Last semester I began to entertain a desire I had to study overseas. I knew I would be going to Australia on a mission trip in May and that after that I would just be itching to travel. After many lunch meetings and e-mails with my academic advisor and dean, Dr. Wharton, we finally came up with a plan of doing a service learning internship. The outline of my semester would look different from the other study abroad opportunities we have available here at LeTourneau. Instead of transferring for a semester to another school overseas and then transferring back, I would simply remain a LeTourneau student. I would work in an internship anywhere in the world and take classes online as a non-traditional student. The plan seemed crazy and perfect all at the same time. The only problem was that I didn’t know where to go. That was when the small country of Cambodia came into my life.

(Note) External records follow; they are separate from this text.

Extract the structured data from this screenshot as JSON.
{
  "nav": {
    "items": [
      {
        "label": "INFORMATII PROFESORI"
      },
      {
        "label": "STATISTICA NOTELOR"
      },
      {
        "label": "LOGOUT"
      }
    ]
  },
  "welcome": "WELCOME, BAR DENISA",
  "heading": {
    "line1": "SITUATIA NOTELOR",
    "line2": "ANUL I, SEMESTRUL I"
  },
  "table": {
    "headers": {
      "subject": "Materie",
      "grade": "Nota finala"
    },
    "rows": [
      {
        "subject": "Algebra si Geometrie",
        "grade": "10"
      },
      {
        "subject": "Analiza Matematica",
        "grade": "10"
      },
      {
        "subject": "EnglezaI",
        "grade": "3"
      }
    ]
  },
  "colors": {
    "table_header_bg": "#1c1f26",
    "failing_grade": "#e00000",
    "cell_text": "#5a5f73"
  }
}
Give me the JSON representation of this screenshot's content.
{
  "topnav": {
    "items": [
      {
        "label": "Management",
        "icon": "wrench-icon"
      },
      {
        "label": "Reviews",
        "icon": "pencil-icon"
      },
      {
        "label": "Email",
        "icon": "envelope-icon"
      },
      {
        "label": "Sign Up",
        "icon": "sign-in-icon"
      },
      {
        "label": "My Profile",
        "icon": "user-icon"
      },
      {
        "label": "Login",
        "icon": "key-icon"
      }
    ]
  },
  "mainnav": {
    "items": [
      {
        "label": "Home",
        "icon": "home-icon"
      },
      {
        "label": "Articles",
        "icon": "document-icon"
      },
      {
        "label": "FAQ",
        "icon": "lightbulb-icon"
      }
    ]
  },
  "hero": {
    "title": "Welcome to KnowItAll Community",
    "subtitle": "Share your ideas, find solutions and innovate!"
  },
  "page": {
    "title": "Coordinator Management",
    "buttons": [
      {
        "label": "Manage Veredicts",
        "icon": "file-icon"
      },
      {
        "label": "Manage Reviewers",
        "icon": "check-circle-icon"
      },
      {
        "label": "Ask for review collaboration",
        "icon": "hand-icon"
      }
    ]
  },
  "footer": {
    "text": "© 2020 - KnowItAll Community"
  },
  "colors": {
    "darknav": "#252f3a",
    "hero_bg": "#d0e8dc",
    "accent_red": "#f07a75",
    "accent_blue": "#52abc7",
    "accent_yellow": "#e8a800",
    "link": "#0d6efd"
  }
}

A guy named Jeff Davis works with an organization called Marketplace Ministries, and their goal is to reach people with the name of Jesus through the workplace. They turn ordinary businesses into amazing ministry opportunities. Jeff told Dr. Wharton about a small coffee shop that was in Phnom Penh, Cambodia. I have to be honest, when he told me about this opportunity I had to immediately pull out a map to find where Cambodia even was. Oops! I had at least heard of the country, but had no idea it was in Southeast Asia (for those of you who also just realized you didn’t know where it was either). After God opened this door for me, the pieces just began falling into place, and here I am.
My semester started August 23 and will look a little something like this: I am enrolled in two online classes, a Bible and a science course. I will be done with both of these classes at the end of September (6 hours done). On September 15, I will be flying out of Shreveport to head to Frankfurt, Germany. I have two cousins that live in Rothenburg, and so I will be spending 9 days with them. I will come back to the states for packing and goodbyes and finish off my two online courses. Then I will begin two more classes online, a business and another science course (6 more hours, done). On October 3, I will fly out of Houston, where my parents live, and two days later I will arrive in Phnom Penh, Cambodia. I will spend two months working in a coffee shop with women who have been released from sex-trafficking (a huge problem in Cambodia). I will learn about the people through involvement in the coffee shop and the local church. I will learn the basics of the language as I take up to 10 hours of language class with a private tutor each week. I will be involved in the culture completely as I visit the marketplace to buy food that I will prepare for myself every night. I will become more business-minded as I research marketing possibilities for the shop and try to discover the best way possible for the business to run more efficiently. Most importantly, I will come closer to figuring out what it means to serve God in a business that serves others. Through this internship I will be satisfying the requirements of my business internship and a special topics class we are titling 'Business as Mission' (another 6 hours, done). I will fly back to the states on December 3 and then finish off my two online courses. It's an unbelievable opportunity.
My name is Danae Luckert, and this is just the beginning of my story.